## PROVIDED RECORDS
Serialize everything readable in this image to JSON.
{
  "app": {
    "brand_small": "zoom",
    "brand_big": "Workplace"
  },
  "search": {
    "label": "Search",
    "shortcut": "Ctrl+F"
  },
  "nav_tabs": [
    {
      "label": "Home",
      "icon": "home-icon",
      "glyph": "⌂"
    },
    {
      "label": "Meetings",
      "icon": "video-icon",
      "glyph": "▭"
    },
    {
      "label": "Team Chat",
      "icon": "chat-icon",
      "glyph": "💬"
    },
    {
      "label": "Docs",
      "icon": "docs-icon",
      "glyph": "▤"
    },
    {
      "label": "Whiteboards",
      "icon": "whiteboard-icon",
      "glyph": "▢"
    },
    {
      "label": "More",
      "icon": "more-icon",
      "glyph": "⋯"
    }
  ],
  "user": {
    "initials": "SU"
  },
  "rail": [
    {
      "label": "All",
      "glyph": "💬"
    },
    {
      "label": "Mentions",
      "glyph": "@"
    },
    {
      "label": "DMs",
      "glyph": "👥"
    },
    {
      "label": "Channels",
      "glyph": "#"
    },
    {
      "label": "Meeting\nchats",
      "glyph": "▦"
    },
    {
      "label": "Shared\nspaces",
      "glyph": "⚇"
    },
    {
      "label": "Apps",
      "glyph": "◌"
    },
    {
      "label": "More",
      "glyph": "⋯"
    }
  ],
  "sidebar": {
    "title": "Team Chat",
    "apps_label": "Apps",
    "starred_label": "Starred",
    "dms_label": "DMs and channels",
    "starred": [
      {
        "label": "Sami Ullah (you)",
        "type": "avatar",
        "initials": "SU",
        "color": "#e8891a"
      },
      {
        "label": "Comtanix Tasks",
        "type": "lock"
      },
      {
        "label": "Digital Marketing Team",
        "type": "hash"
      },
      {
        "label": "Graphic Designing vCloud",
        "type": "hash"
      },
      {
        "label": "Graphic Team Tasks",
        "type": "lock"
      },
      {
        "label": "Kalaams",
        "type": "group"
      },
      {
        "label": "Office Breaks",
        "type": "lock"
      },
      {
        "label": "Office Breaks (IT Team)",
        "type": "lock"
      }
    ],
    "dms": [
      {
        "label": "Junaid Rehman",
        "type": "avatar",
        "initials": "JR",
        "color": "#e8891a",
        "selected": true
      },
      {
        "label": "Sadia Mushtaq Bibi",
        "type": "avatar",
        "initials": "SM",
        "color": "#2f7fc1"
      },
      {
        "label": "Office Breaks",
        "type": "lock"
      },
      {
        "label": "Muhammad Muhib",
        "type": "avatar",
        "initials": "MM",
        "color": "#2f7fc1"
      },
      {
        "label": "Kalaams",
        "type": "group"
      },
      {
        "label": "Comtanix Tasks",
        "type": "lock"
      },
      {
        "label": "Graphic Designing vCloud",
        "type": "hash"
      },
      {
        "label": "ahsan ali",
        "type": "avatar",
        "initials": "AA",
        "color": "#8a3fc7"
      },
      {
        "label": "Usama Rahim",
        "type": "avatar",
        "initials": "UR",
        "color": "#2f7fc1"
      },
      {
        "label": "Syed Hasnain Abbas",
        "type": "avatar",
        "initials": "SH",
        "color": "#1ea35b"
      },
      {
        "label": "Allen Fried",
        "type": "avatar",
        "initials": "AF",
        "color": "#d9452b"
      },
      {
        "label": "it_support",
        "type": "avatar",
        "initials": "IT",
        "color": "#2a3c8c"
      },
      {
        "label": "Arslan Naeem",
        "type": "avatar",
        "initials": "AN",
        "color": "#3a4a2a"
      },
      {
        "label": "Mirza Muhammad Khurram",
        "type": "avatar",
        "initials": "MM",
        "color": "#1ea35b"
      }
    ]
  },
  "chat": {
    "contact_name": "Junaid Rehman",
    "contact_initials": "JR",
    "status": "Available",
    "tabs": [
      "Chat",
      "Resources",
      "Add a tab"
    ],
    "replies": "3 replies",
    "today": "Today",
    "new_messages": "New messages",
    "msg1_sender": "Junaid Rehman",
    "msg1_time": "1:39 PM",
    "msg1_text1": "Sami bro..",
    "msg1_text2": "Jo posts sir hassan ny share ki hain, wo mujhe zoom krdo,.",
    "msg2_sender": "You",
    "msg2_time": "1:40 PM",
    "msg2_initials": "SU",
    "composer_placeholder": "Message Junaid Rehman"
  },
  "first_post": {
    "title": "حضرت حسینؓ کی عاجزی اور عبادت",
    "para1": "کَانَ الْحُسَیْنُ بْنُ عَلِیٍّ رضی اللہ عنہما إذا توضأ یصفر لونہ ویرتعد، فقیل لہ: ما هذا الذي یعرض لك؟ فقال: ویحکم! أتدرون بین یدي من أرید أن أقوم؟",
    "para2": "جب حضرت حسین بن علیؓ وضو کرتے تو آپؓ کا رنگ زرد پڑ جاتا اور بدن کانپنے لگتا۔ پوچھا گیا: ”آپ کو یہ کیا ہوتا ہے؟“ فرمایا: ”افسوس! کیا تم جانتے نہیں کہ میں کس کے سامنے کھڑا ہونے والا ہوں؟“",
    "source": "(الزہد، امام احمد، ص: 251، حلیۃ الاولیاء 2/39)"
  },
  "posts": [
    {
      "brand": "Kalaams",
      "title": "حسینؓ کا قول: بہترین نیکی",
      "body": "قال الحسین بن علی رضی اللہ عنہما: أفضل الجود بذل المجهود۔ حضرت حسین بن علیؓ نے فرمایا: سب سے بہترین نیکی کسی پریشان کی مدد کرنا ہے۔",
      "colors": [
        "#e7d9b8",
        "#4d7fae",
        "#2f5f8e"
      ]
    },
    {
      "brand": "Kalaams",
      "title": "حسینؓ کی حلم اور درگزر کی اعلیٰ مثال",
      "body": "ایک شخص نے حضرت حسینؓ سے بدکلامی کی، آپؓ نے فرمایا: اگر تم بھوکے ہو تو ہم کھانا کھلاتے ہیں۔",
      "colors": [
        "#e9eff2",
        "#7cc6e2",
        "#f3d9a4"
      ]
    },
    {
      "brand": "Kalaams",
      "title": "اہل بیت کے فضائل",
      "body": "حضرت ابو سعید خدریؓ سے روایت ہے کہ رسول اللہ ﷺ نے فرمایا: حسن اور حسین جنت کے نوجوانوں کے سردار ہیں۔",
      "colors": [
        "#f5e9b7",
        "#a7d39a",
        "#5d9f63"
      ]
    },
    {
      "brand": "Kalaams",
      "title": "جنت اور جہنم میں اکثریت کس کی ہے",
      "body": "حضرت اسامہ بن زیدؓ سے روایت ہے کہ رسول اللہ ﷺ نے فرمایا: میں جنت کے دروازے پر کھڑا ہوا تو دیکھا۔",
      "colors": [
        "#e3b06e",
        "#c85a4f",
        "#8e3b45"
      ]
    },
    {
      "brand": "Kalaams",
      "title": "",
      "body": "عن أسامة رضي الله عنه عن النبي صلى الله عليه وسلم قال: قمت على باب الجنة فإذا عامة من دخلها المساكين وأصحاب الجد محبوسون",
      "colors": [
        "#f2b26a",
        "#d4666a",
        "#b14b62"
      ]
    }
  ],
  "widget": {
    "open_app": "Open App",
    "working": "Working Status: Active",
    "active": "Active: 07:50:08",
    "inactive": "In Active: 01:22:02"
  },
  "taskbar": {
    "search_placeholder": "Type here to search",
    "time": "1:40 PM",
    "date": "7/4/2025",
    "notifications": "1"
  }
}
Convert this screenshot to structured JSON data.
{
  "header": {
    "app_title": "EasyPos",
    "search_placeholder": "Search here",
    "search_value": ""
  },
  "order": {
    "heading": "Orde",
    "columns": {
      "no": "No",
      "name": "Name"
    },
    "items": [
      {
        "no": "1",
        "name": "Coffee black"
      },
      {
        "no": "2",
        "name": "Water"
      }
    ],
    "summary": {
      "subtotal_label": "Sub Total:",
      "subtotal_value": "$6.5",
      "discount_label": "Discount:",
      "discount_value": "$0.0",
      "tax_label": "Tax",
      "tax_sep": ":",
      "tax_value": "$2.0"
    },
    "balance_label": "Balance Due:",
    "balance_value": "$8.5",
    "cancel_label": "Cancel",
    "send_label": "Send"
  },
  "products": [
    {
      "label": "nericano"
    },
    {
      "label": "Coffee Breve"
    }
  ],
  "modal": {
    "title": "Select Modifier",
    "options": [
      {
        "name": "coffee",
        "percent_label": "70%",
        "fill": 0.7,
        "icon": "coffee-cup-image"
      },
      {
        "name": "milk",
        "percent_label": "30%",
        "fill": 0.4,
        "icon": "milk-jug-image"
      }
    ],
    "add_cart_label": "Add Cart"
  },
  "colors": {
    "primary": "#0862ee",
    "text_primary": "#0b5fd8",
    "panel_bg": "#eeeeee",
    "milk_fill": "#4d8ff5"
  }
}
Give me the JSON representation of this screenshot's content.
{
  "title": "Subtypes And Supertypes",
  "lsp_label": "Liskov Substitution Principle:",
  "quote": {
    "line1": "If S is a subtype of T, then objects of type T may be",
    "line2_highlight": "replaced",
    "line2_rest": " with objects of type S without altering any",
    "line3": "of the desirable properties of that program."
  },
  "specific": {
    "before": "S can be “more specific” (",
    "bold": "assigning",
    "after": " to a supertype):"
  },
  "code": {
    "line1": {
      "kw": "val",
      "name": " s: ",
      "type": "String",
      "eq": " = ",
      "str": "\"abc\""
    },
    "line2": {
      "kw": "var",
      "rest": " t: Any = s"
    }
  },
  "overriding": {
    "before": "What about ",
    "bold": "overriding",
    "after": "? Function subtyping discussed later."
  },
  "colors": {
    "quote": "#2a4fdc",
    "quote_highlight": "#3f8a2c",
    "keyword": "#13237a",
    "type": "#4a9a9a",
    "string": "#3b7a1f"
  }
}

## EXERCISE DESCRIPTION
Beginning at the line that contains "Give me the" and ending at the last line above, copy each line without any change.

## RESPONSE
Give me the JSON representation of this screenshot's content.
{
  "title": "Subtypes And Supertypes",
  "lsp_label": "Liskov Substitution Principle:",
  "quote": {
    "line1": "If S is a subtype of T, then objects of type T may be",
    "line2_highlight": "replaced",
    "line2_rest": " with objects of type S without altering any",
    "line3": "of the desirable properties of that program."
  },
  "specific": {
    "before": "S can be “more specific” (",
    "bold": "assigning",
    "after": " to a supertype):"
  },
  "code": {
    "line1": {
      "kw": "val",
      "name": " s: ",
      "type": "String",
      "eq": " = ",
      "str": "\"abc\""
    },
    "line2": {
      "kw": "var",
      "rest": " t: Any = s"
    }
  },
  "overriding": {
    "before": "What about ",
    "bold": "overriding",
    "after": "? Function subtyping discussed later."
  },
  "colors": {
    "quote": "#2a4fdc",
    "quote_highlight": "#3f8a2c",
    "keyword": "#13237a",
    "type": "#4a9a9a",
    "string": "#3b7a1f"
  }
}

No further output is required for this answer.